Reactive attachment disorder is a rare condition that is found in children where they experience a great deal of emotional dysfunction. It develops due to the child experiencing abuse or neglect from their caregiver early on in their lives.

This truly hinders the natural bond that is developed between them. After this occurs for a significant amount of time, reactive attachment disorder can develop.

Children who are raised in orphanages or foster-care facilities have a higher risk for developing this disorder. Other factors that may heighten the risk for a child to develop this illness are if their parents or caregivers engage in high quantities of alcohol or recreational drugs, if their caregivers suffer from major depression, or if they are merely uncaring and apathetic toward their children, among many other factors.

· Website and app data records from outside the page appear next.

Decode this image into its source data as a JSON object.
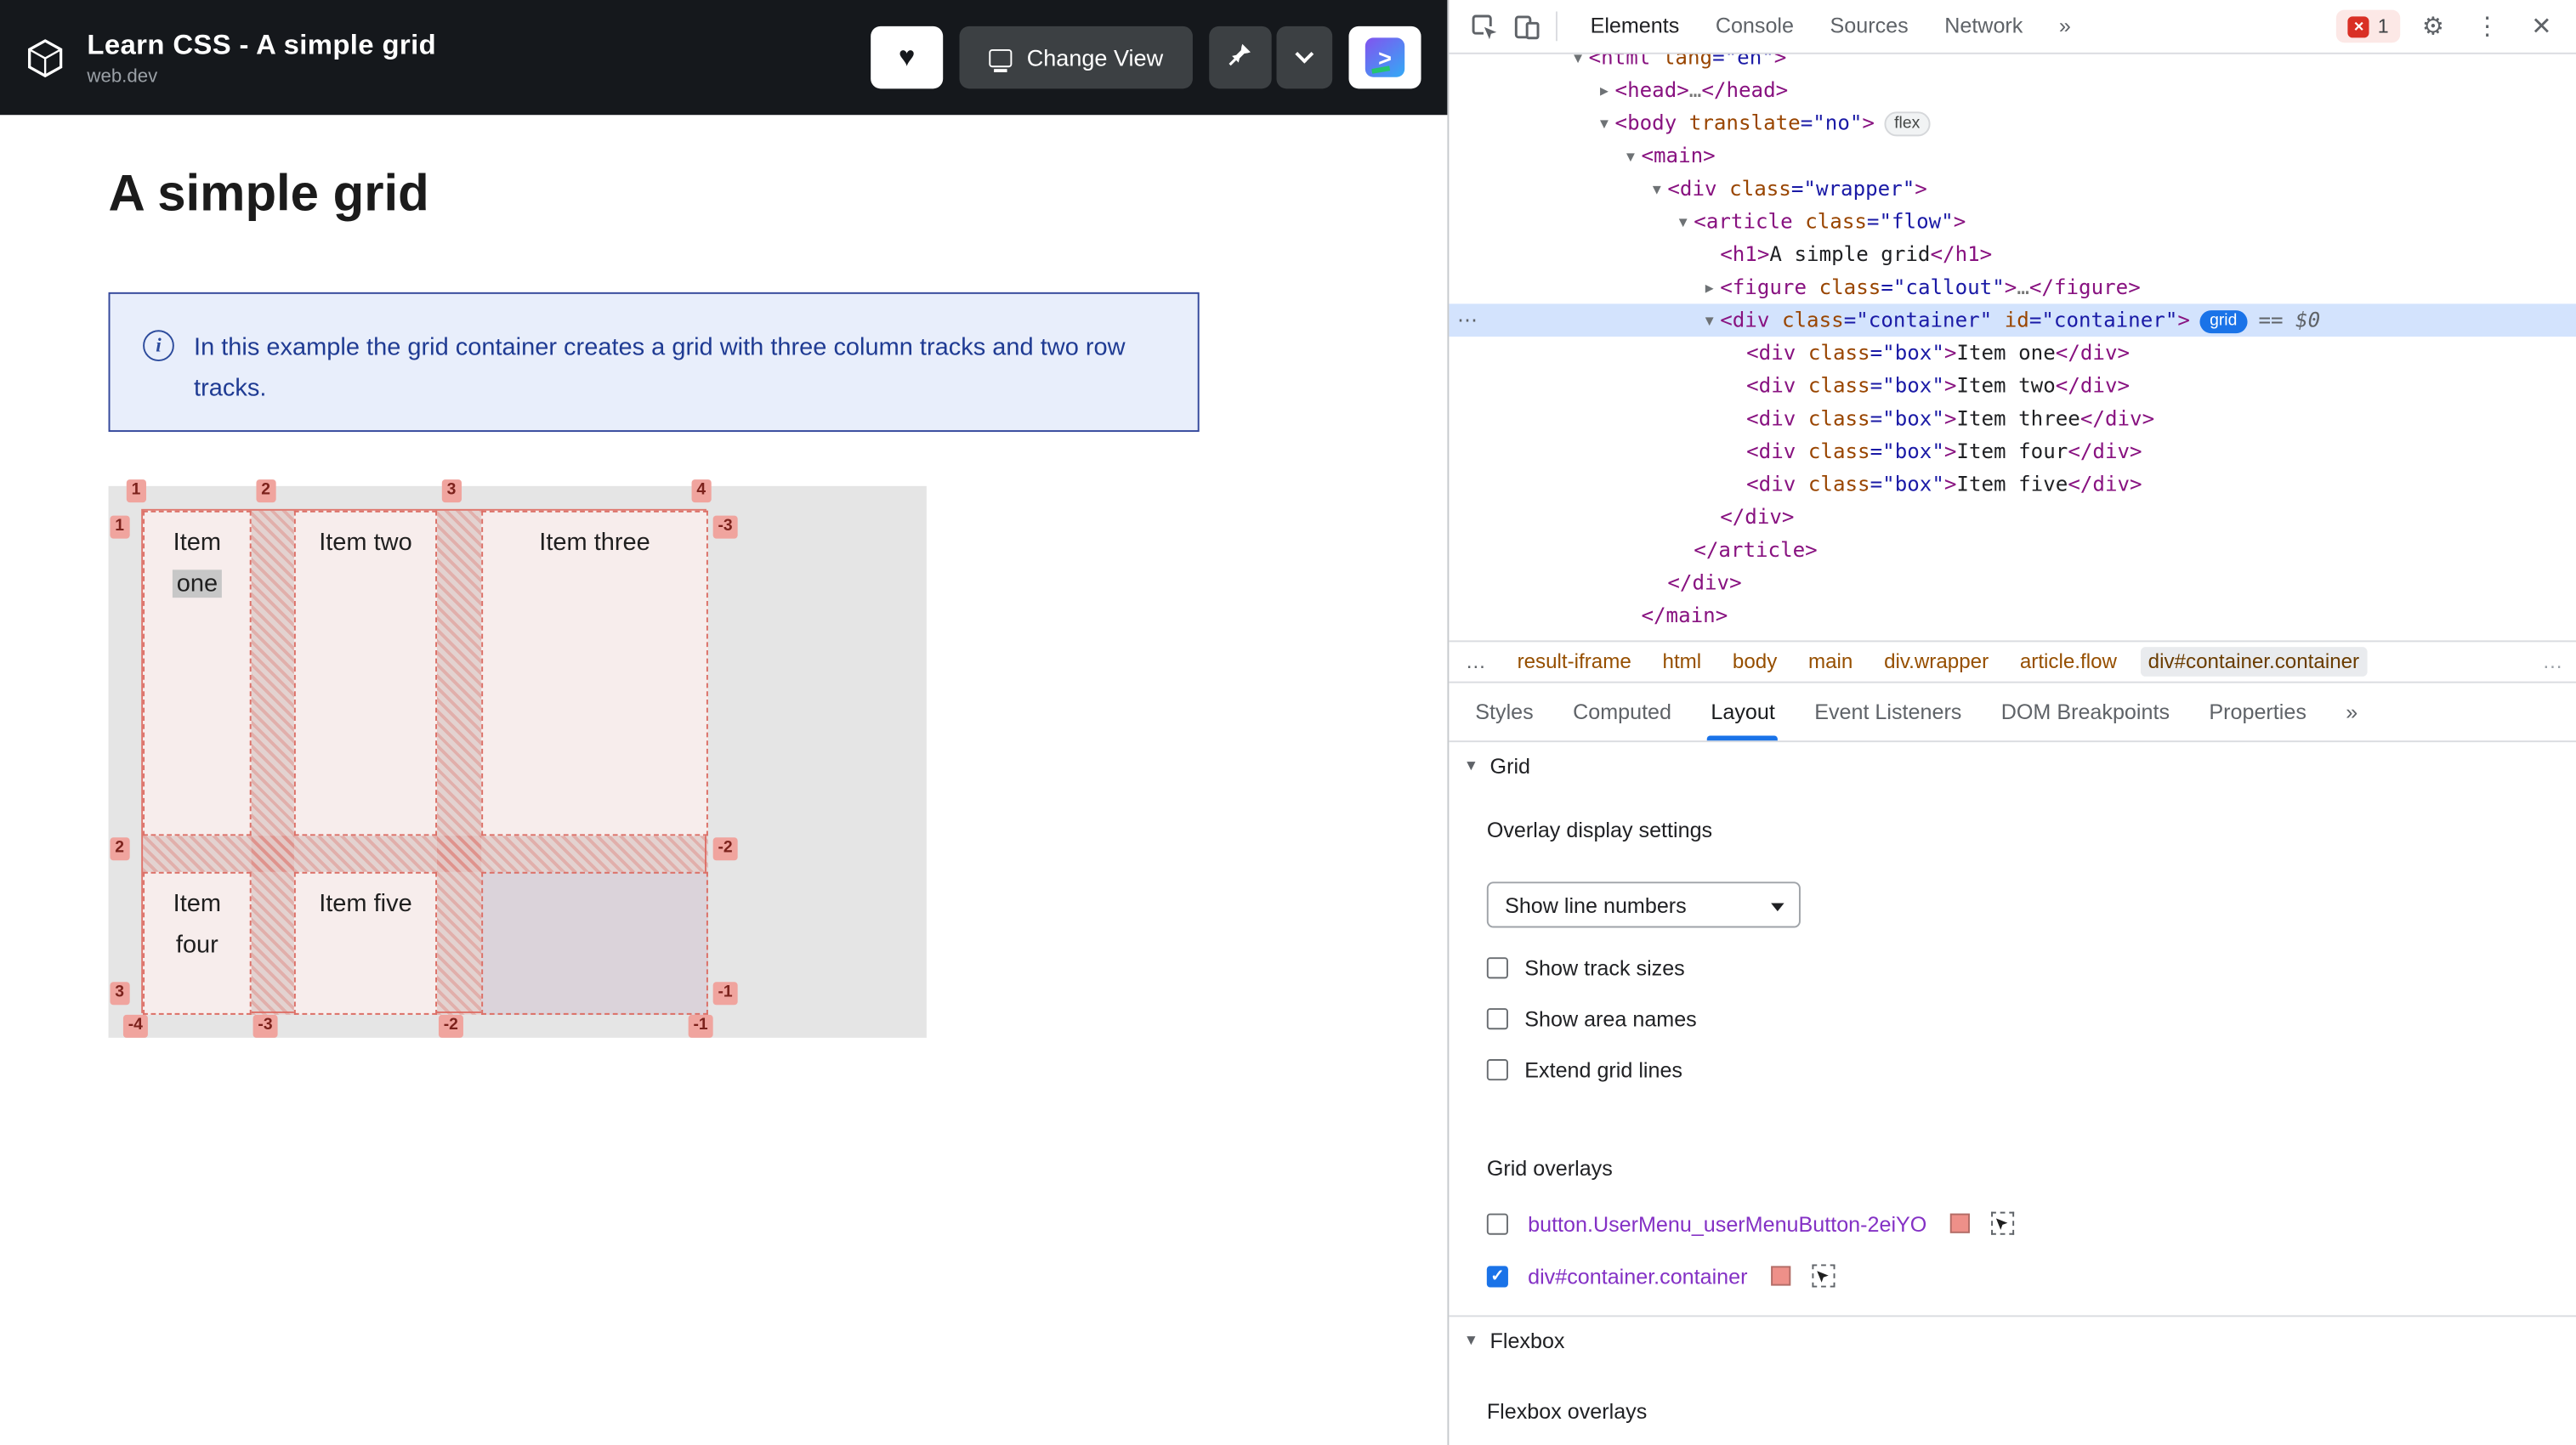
{
  "icons": {
    "heart": "♥",
    "gear": "⚙",
    "kebab": "⋮",
    "close": "✕",
    "check": "✓",
    "info": "i",
    "gutter_dots": "⋯",
    "triangle_down": "▼",
    "triangle_right": "▶",
    "run_arrow": ">"
  },
  "app_header": {
    "title": "Learn CSS - A simple grid",
    "subtitle": "web.dev",
    "change_view_label": "Change View"
  },
  "content": {
    "heading": "A simple grid",
    "callout": "In this example the grid container creates a grid with three column tracks and two row tracks.",
    "grid": {
      "items": [
        {
          "lines": [
            "Item",
            "one"
          ],
          "highlight_line": 1
        },
        {
          "lines": [
            "Item two"
          ]
        },
        {
          "lines": [
            "Item three"
          ]
        },
        {
          "lines": [
            "Item",
            "four"
          ]
        },
        {
          "lines": [
            "Item five"
          ]
        }
      ],
      "line_numbers": {
        "top": [
          "1",
          "2",
          "3",
          "4"
        ],
        "left": [
          "1",
          "2",
          "3"
        ],
        "right": [
          "-3",
          "-2",
          "-1"
        ],
        "bottom": [
          "-4",
          "-3",
          "-2",
          "-1"
        ]
      }
    }
  },
  "devtools": {
    "toolbar": {
      "tabs": [
        {
          "label": "Elements",
          "active": true
        },
        {
          "label": "Console"
        },
        {
          "label": "Sources"
        },
        {
          "label": "Network"
        }
      ],
      "more": "»",
      "error_count": "1"
    },
    "tree": [
      {
        "indent": 0,
        "arrow": "open",
        "clipped": true,
        "tokens": [
          [
            "t",
            "<html "
          ],
          [
            "a",
            "lang"
          ],
          [
            "v",
            "=\"en\""
          ],
          [
            "t",
            ">"
          ]
        ]
      },
      {
        "indent": 1,
        "arrow": "closed",
        "tokens": [
          [
            "t",
            "<head>"
          ],
          [
            "d",
            "…"
          ],
          [
            "t",
            "</head>"
          ]
        ]
      },
      {
        "indent": 1,
        "arrow": "open",
        "badge": "flex",
        "tokens": [
          [
            "t",
            "<body "
          ],
          [
            "a",
            "translate"
          ],
          [
            "v",
            "=\"no\""
          ],
          [
            "t",
            ">"
          ]
        ]
      },
      {
        "indent": 2,
        "arrow": "open",
        "tokens": [
          [
            "t",
            "<main>"
          ]
        ]
      },
      {
        "indent": 3,
        "arrow": "open",
        "tokens": [
          [
            "t",
            "<div "
          ],
          [
            "a",
            "class"
          ],
          [
            "v",
            "=\"wrapper\""
          ],
          [
            "t",
            ">"
          ]
        ]
      },
      {
        "indent": 4,
        "arrow": "open",
        "tokens": [
          [
            "t",
            "<article "
          ],
          [
            "a",
            "class"
          ],
          [
            "v",
            "=\"flow\""
          ],
          [
            "t",
            ">"
          ]
        ]
      },
      {
        "indent": 5,
        "tokens": [
          [
            "t",
            "<h1>"
          ],
          [
            "x",
            "A simple grid"
          ],
          [
            "t",
            "</h1>"
          ]
        ]
      },
      {
        "indent": 5,
        "arrow": "closed",
        "tokens": [
          [
            "t",
            "<figure "
          ],
          [
            "a",
            "class"
          ],
          [
            "v",
            "=\"callout\""
          ],
          [
            "t",
            ">"
          ],
          [
            "d",
            "…"
          ],
          [
            "t",
            "</figure>"
          ]
        ]
      },
      {
        "indent": 5,
        "arrow": "open",
        "selected": true,
        "badge": "grid",
        "suffix": "== $0",
        "tokens": [
          [
            "t",
            "<div "
          ],
          [
            "a",
            "class"
          ],
          [
            "v",
            "=\"container\""
          ],
          [
            "a",
            " id"
          ],
          [
            "v",
            "=\"container\""
          ],
          [
            "t",
            ">"
          ]
        ]
      },
      {
        "indent": 6,
        "tokens": [
          [
            "t",
            "<div "
          ],
          [
            "a",
            "class"
          ],
          [
            "v",
            "=\"box\""
          ],
          [
            "t",
            ">"
          ],
          [
            "x",
            "Item one"
          ],
          [
            "t",
            "</div>"
          ]
        ]
      },
      {
        "indent": 6,
        "tokens": [
          [
            "t",
            "<div "
          ],
          [
            "a",
            "class"
          ],
          [
            "v",
            "=\"box\""
          ],
          [
            "t",
            ">"
          ],
          [
            "x",
            "Item two"
          ],
          [
            "t",
            "</div>"
          ]
        ]
      },
      {
        "indent": 6,
        "tokens": [
          [
            "t",
            "<div "
          ],
          [
            "a",
            "class"
          ],
          [
            "v",
            "=\"box\""
          ],
          [
            "t",
            ">"
          ],
          [
            "x",
            "Item three"
          ],
          [
            "t",
            "</div>"
          ]
        ]
      },
      {
        "indent": 6,
        "tokens": [
          [
            "t",
            "<div "
          ],
          [
            "a",
            "class"
          ],
          [
            "v",
            "=\"box\""
          ],
          [
            "t",
            ">"
          ],
          [
            "x",
            "Item four"
          ],
          [
            "t",
            "</div>"
          ]
        ]
      },
      {
        "indent": 6,
        "tokens": [
          [
            "t",
            "<div "
          ],
          [
            "a",
            "class"
          ],
          [
            "v",
            "=\"box\""
          ],
          [
            "t",
            ">"
          ],
          [
            "x",
            "Item five"
          ],
          [
            "t",
            "</div>"
          ]
        ]
      },
      {
        "indent": 5,
        "tokens": [
          [
            "t",
            "</div>"
          ]
        ]
      },
      {
        "indent": 4,
        "tokens": [
          [
            "t",
            "</article>"
          ]
        ]
      },
      {
        "indent": 3,
        "tokens": [
          [
            "t",
            "</div>"
          ]
        ]
      },
      {
        "indent": 2,
        "tokens": [
          [
            "t",
            "</main>"
          ]
        ]
      }
    ],
    "crumbs": [
      {
        "label": "…",
        "dim": true
      },
      {
        "label": "result-iframe"
      },
      {
        "label": "html"
      },
      {
        "label": "body"
      },
      {
        "label": "main"
      },
      {
        "label": "div.wrapper"
      },
      {
        "label": "article.flow"
      },
      {
        "label": "div#container.container",
        "selected": true
      }
    ],
    "crumb_more": "…",
    "panel_tabs": [
      {
        "label": "Styles"
      },
      {
        "label": "Computed"
      },
      {
        "label": "Layout",
        "active": true
      },
      {
        "label": "Event Listeners"
      },
      {
        "label": "DOM Breakpoints"
      },
      {
        "label": "Properties"
      },
      {
        "label": "»"
      }
    ],
    "layout_pane": {
      "grid_header": "Grid",
      "overlay_settings": "Overlay display settings",
      "dropdown_value": "Show line numbers",
      "options": [
        {
          "label": "Show track sizes",
          "checked": false
        },
        {
          "label": "Show area names",
          "checked": false
        },
        {
          "label": "Extend grid lines",
          "checked": false
        }
      ],
      "grid_overlays_header": "Grid overlays",
      "overlays": [
        {
          "label": "button.UserMenu_userMenuButton-2eiYO",
          "checked": false
        },
        {
          "label": "div#container.container",
          "checked": true
        }
      ],
      "flexbox_header": "Flexbox",
      "flexbox_overlays_header": "Flexbox overlays"
    }
  },
  "colors": {
    "accent": "#1a73e8",
    "selection": "#d3e3fd",
    "grid_overlay": "#df756c",
    "error": "#d93025",
    "header_bg": "#15181c",
    "callout_bg": "#e8eefb",
    "callout_border": "#33479b",
    "overlay_label": "#8431c5",
    "swatch": "#ee9089"
  }
}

One study found that reactive attachment disorder is associated with changes in the brain’s gray matter stemming from early mistreatment. The changes that were found in the brain were in the left primary visual cortex. This part of the brain helps to regulate stress responses to emotional visual images. Some researchers suspect that this occurrence can actually play a part in the development of even more psychological issues later on in their life [1].



Causes

There are many different causes of this condition. One of the most prevalent causes for a child to develop this disorder is when there is an interruption with the natural attachment that is developed between a child and their caregiver. Such an interruption could be due to many different factors, such as the one’s previously mentioned. Nevertheless, this would have to occur for a significant period of time for the child to develop reactive attachment disorder.

Consistent and persistent efforts to avoid their child or lack of effort to engage with them over a significant period of time can possibly cause this mental disorder to develop. Other causes could be if the child is in foster care. This may make it very difficult for them to develop a meaningful relationship with their caregiver. This may lead to the child developing reactive attachment disorder, as well as other mental illnesses such as depression or anxiety.

Symptoms

Some common symptoms of inhibited reactive attachment disorder are feelings of detachment, excessively holding back emotions, resistant to comforting, and behaving in a withdrawn manner [2]. Some common symptoms of dis-inhibited reactive attachment disorder are being inappropriately selective in the decision making process of choosing attachment figures and exercising poor social judgement [3].

Their behaviors may look similar to that of a younger child. They may lie, steal, argue, throw temper tantrums, blame others for their mistakes, and have trouble regulating their emotions, among many other things. Essentially, their brains are hard-wired to “stay put” [4].

Diagnostic Criteria

If a child is experiencing any of the foregoing symptoms, then it is possible that they may have this condition. However, to get a proper diagnosis, the child will need to see a psychiatrist or a therapist who has the credentials to diagnose mental disorders. This is the best way to truly know whether or not your child suffers from this mental illness. You may want to seek out a therapist who specializes in pediatrics.

Treatments

Like most mental disorders, there are no treatment methods that can cure reactive attachment disorder. According to Psychology Today, “In some cases, attachment-based family therapy (ABFT) administered by a licensed, experienced attachment–based family therapist can help children and adults heal damaged family relationships and strengthen the parent-child bond [4].” Medications may help if the child is experiencing symptoms of other mental illnesses in addition to reactive attachment disorder such as OCD or depression.


References

1) “Reactive Attachment Disorder.” Psychology Today. https://www.psychologytoday.com/conditions/reactive-attachment-disorder
2) “Reactive Attachment Disorder.” Web MD. https://www.webmd.com/mental-health/mental-health-reactive-attachment-disorder#1-3
3) “Reactive Attachment Disorder.” Web MD. https://www.webmd.com/mental-health/mental-health-reactive-attachment-disorder#1-4
4) “Why Don’t Kids “Outgrow” Reactive Attachment Disorder (and What Happens When They Grow up Without Help).” Institute For Attachment. http://instituteforattachment.ong/why-kids-dont-outgrow-reactive-attachment-disorder-and-what-happens-when-they-grow-up-without-help/
5) Reactive Attachment Disorder.” Psychology Today. https://www.psychologytoday.com/conditions/reactive-attachment-disorder